___ PROVIDED DATA ___

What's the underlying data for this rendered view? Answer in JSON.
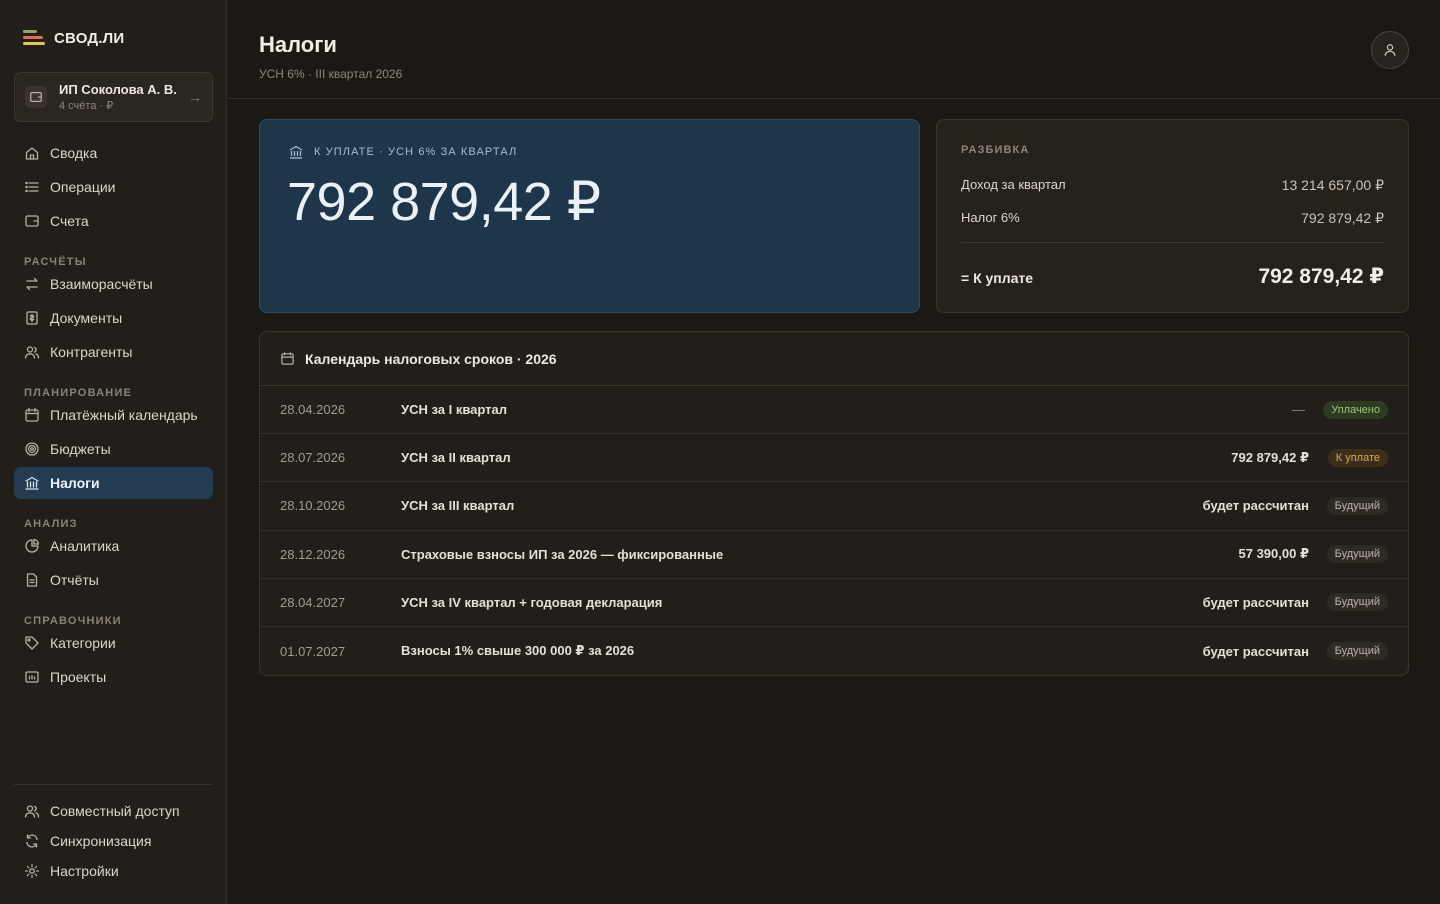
{
  "app": {
    "name": "СВОД.ЛИ"
  },
  "account": {
    "name": "ИП Соколова А. В.",
    "sub": "4 счёта · ₽"
  },
  "nav": {
    "top": [
      {
        "label": "Сводка",
        "icon": "home-icon"
      },
      {
        "label": "Операции",
        "icon": "list-icon"
      },
      {
        "label": "Счета",
        "icon": "wallet-icon"
      }
    ],
    "sections": [
      {
        "title": "РАСЧЁТЫ",
        "items": [
          {
            "label": "Взаиморасчёты",
            "icon": "swap-icon"
          },
          {
            "label": "Документы",
            "icon": "document-icon"
          },
          {
            "label": "Контрагенты",
            "icon": "users-icon"
          }
        ]
      },
      {
        "title": "ПЛАНИРОВАНИЕ",
        "items": [
          {
            "label": "Платёжный календарь",
            "icon": "calendar-icon"
          },
          {
            "label": "Бюджеты",
            "icon": "target-icon"
          },
          {
            "label": "Налоги",
            "icon": "bank-icon"
          }
        ]
      },
      {
        "title": "АНАЛИЗ",
        "items": [
          {
            "label": "Аналитика",
            "icon": "pie-icon"
          },
          {
            "label": "Отчёты",
            "icon": "report-icon"
          }
        ]
      },
      {
        "title": "СПРАВОЧНИКИ",
        "items": [
          {
            "label": "Категории",
            "icon": "tag-icon"
          },
          {
            "label": "Проекты",
            "icon": "folder-icon"
          }
        ]
      }
    ],
    "bottom": [
      {
        "label": "Совместный доступ",
        "icon": "users-icon"
      },
      {
        "label": "Синхронизация",
        "icon": "sync-icon"
      },
      {
        "label": "Настройки",
        "icon": "gear-icon"
      }
    ],
    "active": "Налоги"
  },
  "header": {
    "title": "Налоги",
    "subtitle": "УСН 6% · III квартал 2026"
  },
  "pay": {
    "label": "К УПЛАТЕ · УСН 6% ЗА КВАРТАЛ",
    "amount": "792 879,42 ₽"
  },
  "breakdown": {
    "title": "РАЗБИВКА",
    "rows": [
      {
        "label": "Доход за квартал",
        "value": "13 214 657,00 ₽"
      },
      {
        "label": "Налог 6%",
        "value": "792 879,42 ₽"
      }
    ],
    "total_label": "= К уплате",
    "total_value": "792 879,42 ₽"
  },
  "calendar": {
    "title": "Календарь налоговых сроков · 2026",
    "rows": [
      {
        "date": "28.04.2026",
        "name": "УСН за I квартал",
        "amount": "—",
        "status": "Уплачено",
        "kind": "paid"
      },
      {
        "date": "28.07.2026",
        "name": "УСН за II квартал",
        "amount": "792 879,42 ₽",
        "status": "К уплате",
        "kind": "due"
      },
      {
        "date": "28.10.2026",
        "name": "УСН за III квартал",
        "amount": "будет рассчитан",
        "status": "Будущий",
        "kind": "future"
      },
      {
        "date": "28.12.2026",
        "name": "Страховые взносы ИП за 2026 — фиксированные",
        "amount": "57 390,00 ₽",
        "status": "Будущий",
        "kind": "future"
      },
      {
        "date": "28.04.2027",
        "name": "УСН за IV квартал + годовая декларация",
        "amount": "будет рассчитан",
        "status": "Будущий",
        "kind": "future"
      },
      {
        "date": "01.07.2027",
        "name": "Взносы 1% свыше 300 000 ₽ за 2026",
        "amount": "будет рассчитан",
        "status": "Будущий",
        "kind": "future"
      }
    ]
  },
  "colors": {
    "accent": "#233c52",
    "paid": "#9cc67a",
    "due": "#e0a34b"
  }
}
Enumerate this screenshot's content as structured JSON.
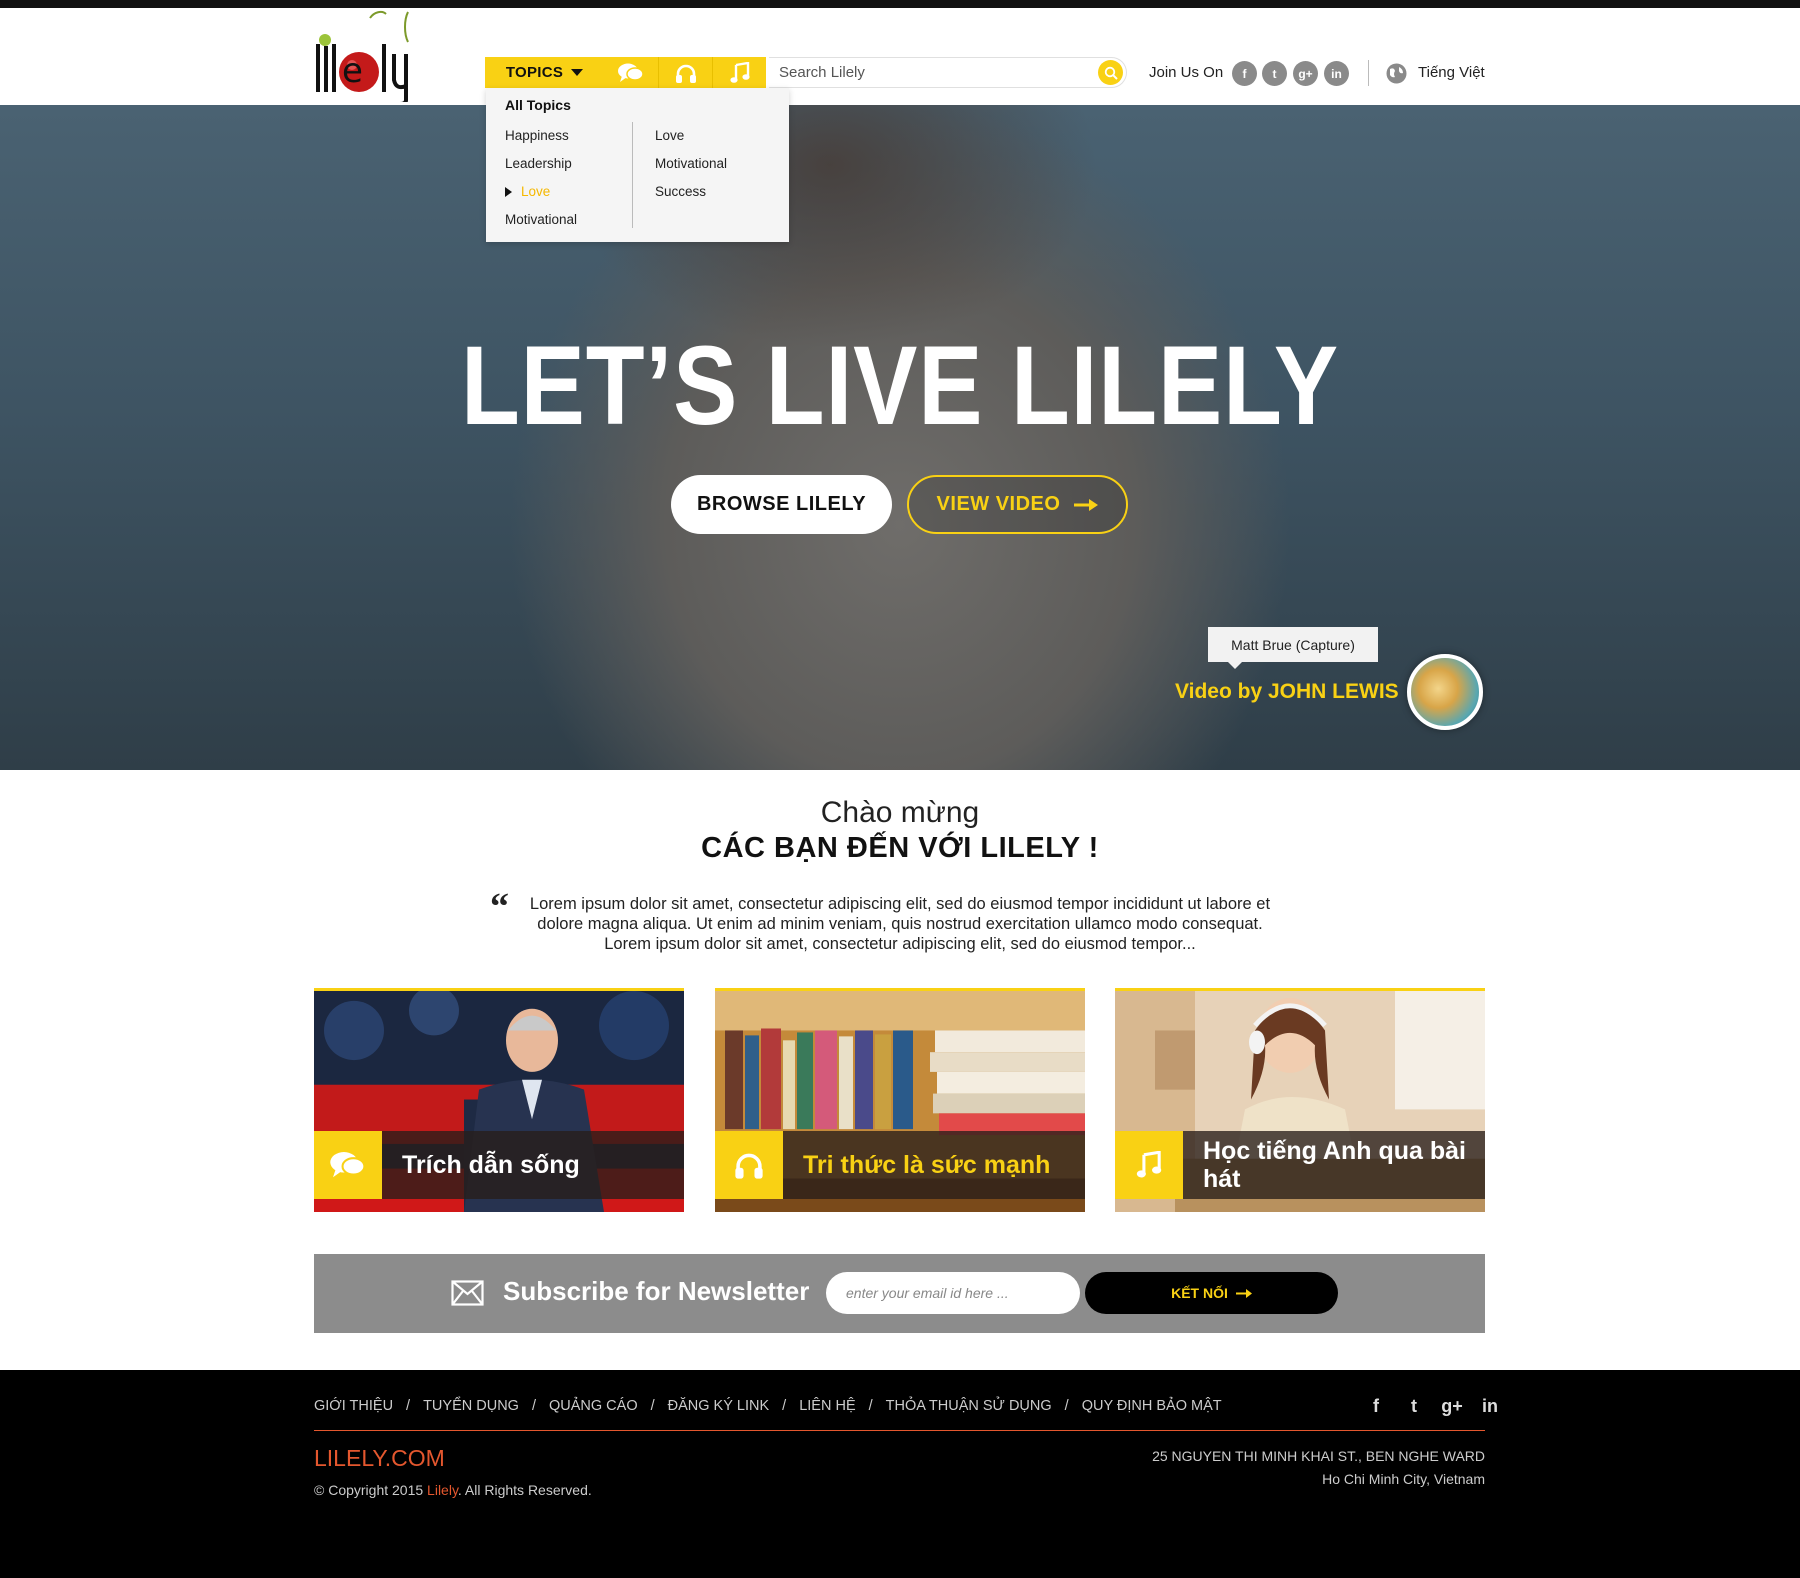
{
  "brand": {
    "logo_text": "lilely"
  },
  "nav": {
    "topics_label": "TOPICS",
    "category_icons": [
      "chat-bubbles-icon",
      "headphones-icon",
      "music-note-icon"
    ],
    "search_placeholder": "Search Lilely",
    "join_label": "Join Us On",
    "social": [
      "f",
      "t",
      "g+",
      "in"
    ],
    "language_label": "Tiếng Việt"
  },
  "dropdown": {
    "all_label": "All Topics",
    "col1": [
      "Happiness",
      "Leadership",
      "Love",
      "Motivational"
    ],
    "col2": [
      "Love",
      "Motivational",
      "Success"
    ],
    "active_item": "Love"
  },
  "hero": {
    "title": "LET’S LIVE LILELY",
    "browse_label": "BROWSE LILELY",
    "video_label": "VIEW VIDEO",
    "credit_tooltip": "Matt Brue (Capture)",
    "credit_prefix": "Video by",
    "credit_name": "JOHN LEWIS"
  },
  "welcome": {
    "line1": "Chào mừng",
    "line2": "CÁC BẠN ĐẾN VỚI LILELY !",
    "quote_mark": "“",
    "quote": "Lorem ipsum dolor sit amet, consectetur adipiscing elit, sed do eiusmod tempor incididunt ut labore et dolore magna aliqua. Ut enim ad minim veniam, quis nostrud exercitation ullamco modo consequat. Lorem ipsum dolor sit amet, consectetur adipiscing elit, sed do eiusmod tempor..."
  },
  "cards": [
    {
      "title": "Trích dẫn sống",
      "icon": "chat-bubbles-icon"
    },
    {
      "title": "Tri thức là sức mạnh",
      "icon": "headphones-icon"
    },
    {
      "title": "Học tiếng Anh qua bài hát",
      "icon": "music-note-icon"
    }
  ],
  "newsletter": {
    "label": "Subscribe for Newsletter",
    "placeholder": "enter your email id here ...",
    "button_label": "KẾT NỐI"
  },
  "footer": {
    "links": [
      "GIỚI THIỆU",
      "TUYỂN DỤNG",
      "QUẢNG CÁO",
      "ĐĂNG KÝ LINK",
      "LIÊN HỆ",
      "THỎA THUẬN SỬ DỤNG",
      "QUY ĐỊNH BẢO MẬT"
    ],
    "separator": "/",
    "social": [
      "f",
      "t",
      "g+",
      "in"
    ],
    "brand": "LILELY.COM",
    "copyright_prefix": "© Copyright 2015",
    "copyright_brand": "Lilely",
    "copyright_suffix": ". All Rights Reserved.",
    "address_line1": "25 NGUYEN THI MINH KHAI ST., BEN NGHE WARD",
    "address_line2": "Ho Chi Minh City, Vietnam"
  },
  "colors": {
    "accent": "#f9d114",
    "footer_accent": "#e4572e",
    "newsletter_bg": "#8c8c8c"
  }
}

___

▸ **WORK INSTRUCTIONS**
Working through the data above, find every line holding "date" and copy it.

▸ **FINISHED TASK**
        "date": "28.04.2026",
        "date": "28.07.2026",
        "date": "28.10.2026",
        "date": "28.12.2026",
        "date": "28.04.2027",
        "date": "01.07.2027",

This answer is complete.